* What is expected:
Pick out each line in these entries that contains the string "post".

[Interface dataset entries]
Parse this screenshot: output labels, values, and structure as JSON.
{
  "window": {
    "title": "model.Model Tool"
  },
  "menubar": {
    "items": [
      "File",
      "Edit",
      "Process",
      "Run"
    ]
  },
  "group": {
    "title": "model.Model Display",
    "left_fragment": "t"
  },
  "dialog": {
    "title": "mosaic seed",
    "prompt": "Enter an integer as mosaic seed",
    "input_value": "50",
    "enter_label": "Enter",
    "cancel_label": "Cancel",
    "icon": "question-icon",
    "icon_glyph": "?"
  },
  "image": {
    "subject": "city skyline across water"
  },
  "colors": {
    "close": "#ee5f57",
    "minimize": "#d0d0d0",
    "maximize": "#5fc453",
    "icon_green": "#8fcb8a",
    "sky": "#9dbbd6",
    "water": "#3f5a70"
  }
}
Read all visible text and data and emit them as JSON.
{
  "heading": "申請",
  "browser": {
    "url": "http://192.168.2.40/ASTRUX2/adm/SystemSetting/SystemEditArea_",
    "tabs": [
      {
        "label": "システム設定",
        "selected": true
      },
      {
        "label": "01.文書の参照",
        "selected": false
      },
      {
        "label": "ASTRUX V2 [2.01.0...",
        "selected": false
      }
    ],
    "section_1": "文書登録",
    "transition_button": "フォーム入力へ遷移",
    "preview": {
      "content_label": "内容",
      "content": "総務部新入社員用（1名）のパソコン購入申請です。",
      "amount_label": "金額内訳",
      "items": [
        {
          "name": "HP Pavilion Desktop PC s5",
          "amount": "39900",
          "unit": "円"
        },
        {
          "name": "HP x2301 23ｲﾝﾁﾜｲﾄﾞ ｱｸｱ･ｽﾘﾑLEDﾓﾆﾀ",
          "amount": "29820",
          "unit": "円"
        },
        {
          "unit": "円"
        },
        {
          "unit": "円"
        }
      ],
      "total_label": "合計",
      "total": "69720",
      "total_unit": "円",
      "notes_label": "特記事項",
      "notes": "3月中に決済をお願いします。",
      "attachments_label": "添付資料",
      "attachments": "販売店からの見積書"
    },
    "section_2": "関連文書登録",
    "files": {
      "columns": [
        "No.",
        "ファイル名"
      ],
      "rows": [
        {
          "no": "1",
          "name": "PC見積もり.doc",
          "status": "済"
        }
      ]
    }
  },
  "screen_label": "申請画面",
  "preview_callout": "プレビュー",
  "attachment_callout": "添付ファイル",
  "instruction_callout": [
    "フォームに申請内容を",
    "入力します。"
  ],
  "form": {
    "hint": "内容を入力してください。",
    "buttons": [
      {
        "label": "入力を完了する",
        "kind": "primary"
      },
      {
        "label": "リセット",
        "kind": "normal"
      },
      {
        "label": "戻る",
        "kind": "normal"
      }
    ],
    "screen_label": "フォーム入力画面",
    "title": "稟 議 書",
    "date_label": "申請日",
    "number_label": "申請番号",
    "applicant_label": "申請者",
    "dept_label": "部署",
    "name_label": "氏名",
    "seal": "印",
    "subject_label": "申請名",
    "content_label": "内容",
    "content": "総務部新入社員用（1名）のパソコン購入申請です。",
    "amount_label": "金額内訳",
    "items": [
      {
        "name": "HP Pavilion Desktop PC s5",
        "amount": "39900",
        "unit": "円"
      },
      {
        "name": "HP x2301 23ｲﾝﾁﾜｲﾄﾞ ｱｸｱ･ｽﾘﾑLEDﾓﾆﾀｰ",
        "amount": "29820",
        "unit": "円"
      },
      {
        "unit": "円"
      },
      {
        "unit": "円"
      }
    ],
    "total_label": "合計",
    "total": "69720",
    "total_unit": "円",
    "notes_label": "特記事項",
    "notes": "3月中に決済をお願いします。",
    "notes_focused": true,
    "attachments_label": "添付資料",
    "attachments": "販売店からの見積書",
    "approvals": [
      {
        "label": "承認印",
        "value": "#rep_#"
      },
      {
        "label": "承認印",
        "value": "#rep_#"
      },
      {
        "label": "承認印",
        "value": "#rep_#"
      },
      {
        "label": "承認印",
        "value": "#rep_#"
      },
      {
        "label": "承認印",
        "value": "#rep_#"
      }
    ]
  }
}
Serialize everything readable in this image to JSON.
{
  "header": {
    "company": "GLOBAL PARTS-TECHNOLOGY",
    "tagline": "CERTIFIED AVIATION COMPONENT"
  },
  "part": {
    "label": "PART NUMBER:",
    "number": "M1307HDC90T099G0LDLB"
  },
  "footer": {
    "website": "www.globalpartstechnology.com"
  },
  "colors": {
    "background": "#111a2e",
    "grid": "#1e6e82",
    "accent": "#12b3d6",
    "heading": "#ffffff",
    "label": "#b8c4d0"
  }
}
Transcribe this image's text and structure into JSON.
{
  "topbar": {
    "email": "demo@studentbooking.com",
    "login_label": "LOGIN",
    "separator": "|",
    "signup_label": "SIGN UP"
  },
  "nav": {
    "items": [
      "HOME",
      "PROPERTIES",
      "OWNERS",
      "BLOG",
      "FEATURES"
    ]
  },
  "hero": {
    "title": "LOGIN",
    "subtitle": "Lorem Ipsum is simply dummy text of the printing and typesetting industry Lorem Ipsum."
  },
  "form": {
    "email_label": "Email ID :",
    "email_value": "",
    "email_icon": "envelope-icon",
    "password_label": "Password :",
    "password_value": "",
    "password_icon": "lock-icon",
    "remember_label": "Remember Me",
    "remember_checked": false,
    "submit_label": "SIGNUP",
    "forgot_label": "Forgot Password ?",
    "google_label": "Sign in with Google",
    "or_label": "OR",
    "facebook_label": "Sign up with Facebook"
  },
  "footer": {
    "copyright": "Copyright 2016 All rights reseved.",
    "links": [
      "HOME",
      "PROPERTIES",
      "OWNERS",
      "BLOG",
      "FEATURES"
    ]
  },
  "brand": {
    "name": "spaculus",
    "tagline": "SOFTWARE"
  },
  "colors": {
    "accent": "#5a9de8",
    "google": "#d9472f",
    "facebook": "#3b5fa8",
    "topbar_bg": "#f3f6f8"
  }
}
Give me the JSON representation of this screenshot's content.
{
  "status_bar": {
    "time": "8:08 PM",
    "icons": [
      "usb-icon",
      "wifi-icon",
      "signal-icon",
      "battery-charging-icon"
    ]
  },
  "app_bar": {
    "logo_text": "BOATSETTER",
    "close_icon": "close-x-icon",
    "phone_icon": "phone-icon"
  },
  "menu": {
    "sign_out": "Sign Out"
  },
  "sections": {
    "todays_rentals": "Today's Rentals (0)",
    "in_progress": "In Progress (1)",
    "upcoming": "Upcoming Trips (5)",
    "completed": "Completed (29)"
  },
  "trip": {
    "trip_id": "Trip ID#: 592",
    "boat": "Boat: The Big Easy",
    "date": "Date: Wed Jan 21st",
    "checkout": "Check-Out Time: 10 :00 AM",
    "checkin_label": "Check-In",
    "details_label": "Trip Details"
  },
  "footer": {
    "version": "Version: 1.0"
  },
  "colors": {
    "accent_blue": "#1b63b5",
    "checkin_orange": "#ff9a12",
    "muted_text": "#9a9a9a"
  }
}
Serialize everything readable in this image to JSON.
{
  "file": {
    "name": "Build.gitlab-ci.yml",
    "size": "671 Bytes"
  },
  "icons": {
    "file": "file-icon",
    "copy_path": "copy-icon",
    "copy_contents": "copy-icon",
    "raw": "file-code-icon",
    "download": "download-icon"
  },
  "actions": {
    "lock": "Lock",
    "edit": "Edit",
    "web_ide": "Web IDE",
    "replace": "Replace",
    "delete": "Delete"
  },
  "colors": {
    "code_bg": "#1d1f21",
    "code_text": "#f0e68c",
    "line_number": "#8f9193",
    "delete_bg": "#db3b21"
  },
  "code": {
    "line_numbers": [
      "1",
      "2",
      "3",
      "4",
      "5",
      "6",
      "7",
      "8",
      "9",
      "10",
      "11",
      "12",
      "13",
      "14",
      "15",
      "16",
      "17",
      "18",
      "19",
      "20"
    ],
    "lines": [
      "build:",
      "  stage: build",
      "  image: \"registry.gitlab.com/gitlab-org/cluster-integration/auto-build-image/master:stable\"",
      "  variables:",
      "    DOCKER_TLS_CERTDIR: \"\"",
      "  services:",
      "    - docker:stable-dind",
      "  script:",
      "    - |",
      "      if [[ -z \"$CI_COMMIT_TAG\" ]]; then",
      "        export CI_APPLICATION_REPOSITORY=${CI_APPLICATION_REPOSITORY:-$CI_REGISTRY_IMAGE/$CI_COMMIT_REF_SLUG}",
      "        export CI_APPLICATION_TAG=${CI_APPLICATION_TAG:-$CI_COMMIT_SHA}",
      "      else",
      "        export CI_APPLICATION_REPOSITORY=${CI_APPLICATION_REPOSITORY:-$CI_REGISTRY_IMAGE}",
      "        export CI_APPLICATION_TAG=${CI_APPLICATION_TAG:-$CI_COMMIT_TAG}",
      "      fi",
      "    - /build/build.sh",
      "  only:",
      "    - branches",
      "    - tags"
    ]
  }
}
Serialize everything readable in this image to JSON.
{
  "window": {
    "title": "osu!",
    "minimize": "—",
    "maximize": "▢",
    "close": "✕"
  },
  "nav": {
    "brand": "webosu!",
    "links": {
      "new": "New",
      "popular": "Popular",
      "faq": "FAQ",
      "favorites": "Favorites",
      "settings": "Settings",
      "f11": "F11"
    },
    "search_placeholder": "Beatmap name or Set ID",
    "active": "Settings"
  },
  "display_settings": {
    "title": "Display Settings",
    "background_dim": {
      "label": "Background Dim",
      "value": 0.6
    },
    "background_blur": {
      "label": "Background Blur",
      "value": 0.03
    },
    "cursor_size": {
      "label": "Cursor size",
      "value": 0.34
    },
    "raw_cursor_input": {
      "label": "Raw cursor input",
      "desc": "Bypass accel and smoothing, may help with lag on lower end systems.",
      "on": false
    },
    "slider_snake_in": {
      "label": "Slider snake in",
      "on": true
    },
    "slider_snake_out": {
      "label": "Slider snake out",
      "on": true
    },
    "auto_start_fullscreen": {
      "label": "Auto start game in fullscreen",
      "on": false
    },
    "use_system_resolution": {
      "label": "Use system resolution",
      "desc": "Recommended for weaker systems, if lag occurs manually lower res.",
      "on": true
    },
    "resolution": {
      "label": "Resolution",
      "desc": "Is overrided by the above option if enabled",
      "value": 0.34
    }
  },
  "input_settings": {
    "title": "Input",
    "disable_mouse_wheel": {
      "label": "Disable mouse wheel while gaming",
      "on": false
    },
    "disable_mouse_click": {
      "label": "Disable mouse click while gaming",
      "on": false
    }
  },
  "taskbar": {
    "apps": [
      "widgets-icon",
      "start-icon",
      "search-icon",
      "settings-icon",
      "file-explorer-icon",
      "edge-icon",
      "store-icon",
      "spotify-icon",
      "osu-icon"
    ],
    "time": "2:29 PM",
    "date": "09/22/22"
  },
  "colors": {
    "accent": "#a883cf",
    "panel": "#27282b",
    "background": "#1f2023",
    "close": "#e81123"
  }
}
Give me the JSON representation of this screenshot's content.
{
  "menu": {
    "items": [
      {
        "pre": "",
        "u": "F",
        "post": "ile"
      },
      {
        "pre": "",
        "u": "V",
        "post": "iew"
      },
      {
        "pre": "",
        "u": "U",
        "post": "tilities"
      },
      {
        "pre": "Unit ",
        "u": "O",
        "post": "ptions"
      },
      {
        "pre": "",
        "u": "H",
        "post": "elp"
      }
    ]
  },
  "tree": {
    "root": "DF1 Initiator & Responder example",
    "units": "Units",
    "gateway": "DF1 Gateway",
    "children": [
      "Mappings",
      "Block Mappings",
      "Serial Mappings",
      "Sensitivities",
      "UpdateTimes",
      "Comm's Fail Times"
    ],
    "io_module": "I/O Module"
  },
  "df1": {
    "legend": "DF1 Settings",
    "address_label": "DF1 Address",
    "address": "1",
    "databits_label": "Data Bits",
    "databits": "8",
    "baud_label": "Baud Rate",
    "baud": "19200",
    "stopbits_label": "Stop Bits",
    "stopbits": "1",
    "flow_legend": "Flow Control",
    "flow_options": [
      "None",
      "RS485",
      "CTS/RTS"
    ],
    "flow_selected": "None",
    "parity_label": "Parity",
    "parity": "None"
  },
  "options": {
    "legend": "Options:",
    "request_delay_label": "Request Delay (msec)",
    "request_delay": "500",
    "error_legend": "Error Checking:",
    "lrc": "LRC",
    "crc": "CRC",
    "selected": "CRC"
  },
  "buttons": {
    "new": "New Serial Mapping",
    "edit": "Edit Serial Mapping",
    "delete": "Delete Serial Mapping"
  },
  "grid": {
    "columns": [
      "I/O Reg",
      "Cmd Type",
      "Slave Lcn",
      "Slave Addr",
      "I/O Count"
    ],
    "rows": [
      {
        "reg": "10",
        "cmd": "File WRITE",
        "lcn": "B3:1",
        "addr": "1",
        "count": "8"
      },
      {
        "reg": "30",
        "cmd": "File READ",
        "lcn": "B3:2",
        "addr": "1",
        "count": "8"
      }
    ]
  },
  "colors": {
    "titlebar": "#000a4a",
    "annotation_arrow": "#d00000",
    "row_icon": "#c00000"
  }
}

* Exercise output:
        "post": "ile"
        "post": "iew"
        "post": "tilities"
        "post": "ptions"
        "post": "elp"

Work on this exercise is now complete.